One of the mysterious legends of the sea, the giant squid has haunted sailors for hundreds of years. From the adventures of Homer’s Odysseus to Melville’s Ishmael, the unknown of the deep invokes fear that the creatures may even threaten ships.
In 1830, Alfred, Lord Tennyson depicted the fabled sea monster “The Kraken,” as “far beneath the abysmal sea,” and “with giant arms.” In the final lines of the poem, he wrote, “Then once by man and angels to be seen, In roaring he shall rise and on the surface die.”
It was this image that caught the attention of three recreational fishermen about 12 miles offshore from Jensen Beach Sunday, June 26, 2011. They spotted a 25-foot-long giant squid dying near the surface at about 11 a.m. and decided to slide it into the back of their 23-foot-boat so the sighting would not be lost as legend.
“I thought we definitely need to bring it in, because no one’s going to believe us if we don’t,” said Robert Benz, who was fishing with friends Joey Asaro and Paul Peroulakis. “I didn’t want to leave it out there and just let the sharks eat it.”
The next day, Museum researchers collected the deep-water specimen from the Florida Fish and Wildlife Conservation Commission Tequesta Field Laboratory in Palm Beach County.
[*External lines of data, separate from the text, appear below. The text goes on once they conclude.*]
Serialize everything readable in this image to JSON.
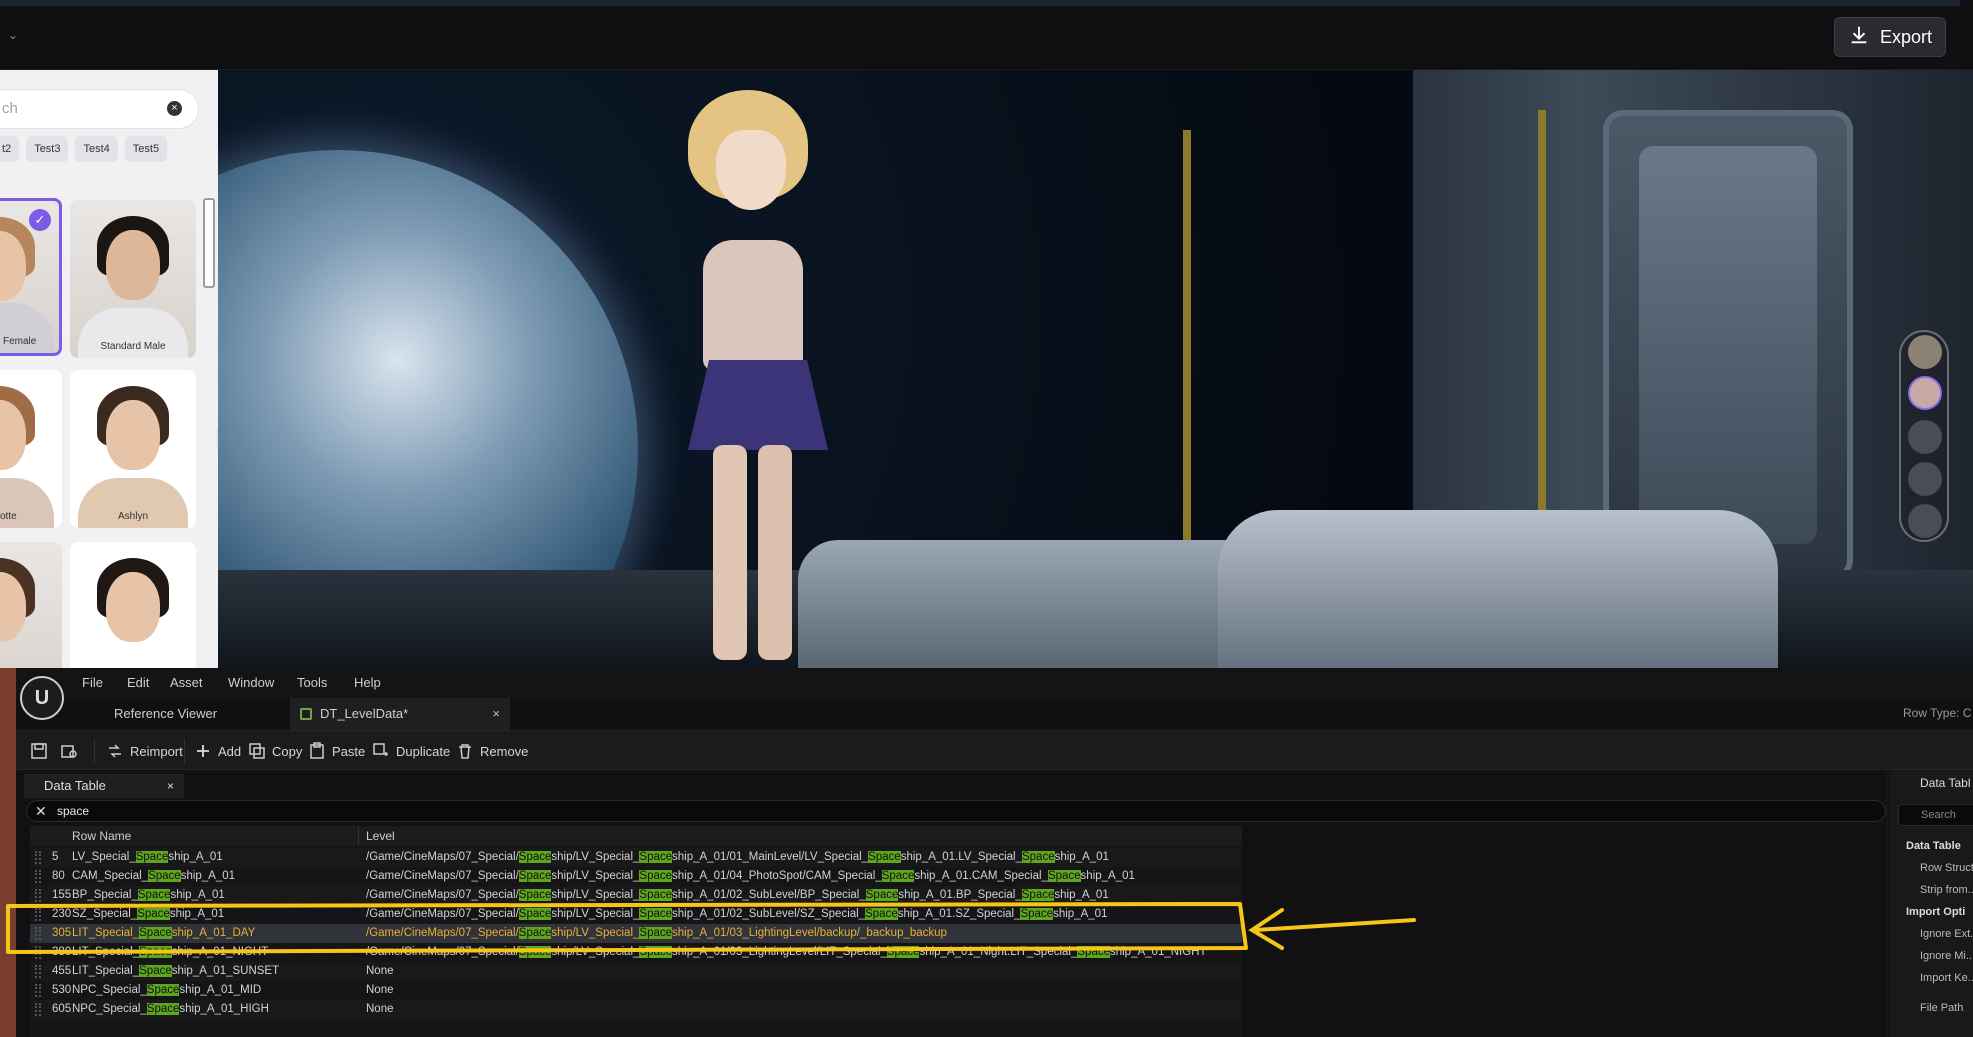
{
  "topbar": {
    "export_label": "Export"
  },
  "left_panel": {
    "search_placeholder": "ch",
    "chips": [
      "t2",
      "Test3",
      "Test4",
      "Test5"
    ],
    "avatars": [
      {
        "label": "Female",
        "selected": true
      },
      {
        "label": "Standard Male",
        "selected": false
      },
      {
        "label": "otte",
        "selected": false
      },
      {
        "label": "Ashlyn",
        "selected": false
      },
      {
        "label": "",
        "selected": false
      },
      {
        "label": "",
        "selected": false
      }
    ]
  },
  "editor": {
    "menu": [
      "File",
      "Edit",
      "Asset",
      "Window",
      "Tools",
      "Help"
    ],
    "tabs": {
      "reference_viewer": "Reference Viewer",
      "active": "DT_LevelData*"
    },
    "row_type_label": "Row Type: C",
    "toolbar": {
      "reimport": "Reimport",
      "add": "Add",
      "copy": "Copy",
      "paste": "Paste",
      "duplicate": "Duplicate",
      "remove": "Remove"
    },
    "data_table_tab": "Data Table",
    "filter_value": "space",
    "columns": [
      "Row Name",
      "Level"
    ],
    "rows": [
      {
        "num": "5",
        "name_pre": "LV_Special_",
        "name_hl": "Space",
        "name_post": "ship_A_01",
        "level": [
          "/Game/CineMaps/07_Special/",
          "Space",
          "ship/LV_Special_",
          "Space",
          "ship_A_01/01_MainLevel/LV_Special_",
          "Space",
          "ship_A_01.LV_Special_",
          "Space",
          "ship_A_01"
        ]
      },
      {
        "num": "80",
        "name_pre": "CAM_Special_",
        "name_hl": "Space",
        "name_post": "ship_A_01",
        "level": [
          "/Game/CineMaps/07_Special/",
          "Space",
          "ship/LV_Special_",
          "Space",
          "ship_A_01/04_PhotoSpot/CAM_Special_",
          "Space",
          "ship_A_01.CAM_Special_",
          "Space",
          "ship_A_01"
        ]
      },
      {
        "num": "155",
        "name_pre": "BP_Special_",
        "name_hl": "Space",
        "name_post": "ship_A_01",
        "level": [
          "/Game/CineMaps/07_Special/",
          "Space",
          "ship/LV_Special_",
          "Space",
          "ship_A_01/02_SubLevel/BP_Special_",
          "Space",
          "ship_A_01.BP_Special_",
          "Space",
          "ship_A_01"
        ]
      },
      {
        "num": "230",
        "name_pre": "SZ_Special_",
        "name_hl": "Space",
        "name_post": "ship_A_01",
        "level": [
          "/Game/CineMaps/07_Special/",
          "Space",
          "ship/LV_Special_",
          "Space",
          "ship_A_01/02_SubLevel/SZ_Special_",
          "Space",
          "ship_A_01.SZ_Special_",
          "Space",
          "ship_A_01"
        ]
      },
      {
        "num": "305",
        "name_pre": "LIT_Special_",
        "name_hl": "Space",
        "name_post": "ship_A_01_DAY",
        "level": [
          "/Game/CineMaps/07_Special/",
          "Space",
          "ship/LV_Special_",
          "Space",
          "ship_A_01/03_LightingLevel/backup/_backup_backup",
          "",
          "",
          "",
          ""
        ],
        "selected": true
      },
      {
        "num": "380",
        "name_pre": "LIT_Special_",
        "name_hl": "Space",
        "name_post": "ship_A_01_NIGHT",
        "level": [
          "/Game/CineMaps/07_Special/",
          "Space",
          "ship/LV_Special_",
          "Space",
          "ship_A_01/03_LightingLevel/LIT_Special_",
          "Space",
          "ship_A_01_Night.LIT_Special_",
          "Space",
          "ship_A_01_NIGHT"
        ]
      },
      {
        "num": "455",
        "name_pre": "LIT_Special_",
        "name_hl": "Space",
        "name_post": "ship_A_01_SUNSET",
        "level": [
          "None",
          "",
          "",
          "",
          "",
          "",
          "",
          "",
          ""
        ]
      },
      {
        "num": "530",
        "name_pre": "NPC_Special_",
        "name_hl": "Space",
        "name_post": "ship_A_01_MID",
        "level": [
          "None",
          "",
          "",
          "",
          "",
          "",
          "",
          "",
          ""
        ]
      },
      {
        "num": "605",
        "name_pre": "NPC_Special_",
        "name_hl": "Space",
        "name_post": "ship_A_01_HIGH",
        "level": [
          "None",
          "",
          "",
          "",
          "",
          "",
          "",
          "",
          ""
        ]
      }
    ],
    "right_panel": {
      "title": "Data Tabl",
      "search_placeholder": "Search",
      "items": [
        "Data Table",
        "Row Struct",
        "Strip from...",
        "Import Opti",
        "Ignore Ext...",
        "Ignore Mi...",
        "Import Ke...",
        "File Path"
      ]
    }
  },
  "colors": {
    "highlight": "#5ea61e",
    "selected_text": "#e7b233",
    "annotation": "#f5c518",
    "accent": "#7c5ce6"
  }
}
The specimen is the only one of its kind in the collections of the Florida Museum of Natural History on the UF campus.
“It’s so rare to get these specimens and they’re such deep-water animals that we don’t know much about how they live,” said John Slapcinsky, Florida Museum malacology collection manager. “This specimen provides an excellent opportunity to learn things about these creatures we couldn’t find out any other way.”
Giant squid only reproduce once in their lifetime, and then often die slowly, after becoming lethargic, Slapcinsky said. The animal was likely in that state when the fishermen found it, he believes, because it was barely alive and near the surface in 170 feet of water.
Giant squid are one of the largest invertebrates, growing up to 60 feet long and weighing more than 1,000 pounds, but because they are seldom seen, little is known about their reproduction, ecology and life span. Depicted as sea monsters throughout history, squid are normally deep-water dwellers and some are known to spar with sperm whales, a common predator, Slapcinsky said.
“This is a pretty massive animal,” he said. “It took about six people to move it, and it wasn’t light.”
The animal is white with red skin containing chromatophores, or color-bearing cells. Squid can activate these pigment cells, rapidly changing their color and color intensity for communication and in some species camouflage, Slapcinsky said.
The specimen is from the same genus as the giant squid depicted in the Florida Museum’s 2006 temporary exhibit, “In Search of Giant Squid.” The exhibit produced by the Smithsonian Institution focused on the fact the creature had never been witnessed alive in its natural habitat – a feat later accomplished by a Japanese film crew.
Florida Fish and Wildlife Conservation Commission scientists extracted genetic samples from the squid, which were brought with the specimen to UF. Scientists injected formalin into the body cavity before submerging the squid in a 10 percent solution of the preservative.
“It looks nice, it’s still in fabulous shape and it’s big,” Slapcinsky said. “It would be really cool to exhibit something like this, if it turns out that it preserves well enough and we can find a way to exhibit it so that it doesn’t damage the specimen.”
The specimen is still undergoing the preservation process that will enable researchers to further examine the squid to determine its sex and age and compare it with other specimens. Scientists hope to gain a greater understanding of the life of these elusive creatures, including their range, diet and how they reproduce.
The genetic data will be of particular interest to researchers trying to determine if there are one or more species of giant squid, said Museum invertebrate paleontologist Roger Portell.
“We don’t really have a good handle on the biogeography of these critters, so this will add to that knowledge base,” Portell said. “Because they are so rare, we have so few samples where we get a fresh specimen and can actually do genetic work.”
By Danielle Torrent | More articles by Danielle Torrent
• Learn more about the Invertebrate Zoology at the Florida Museum.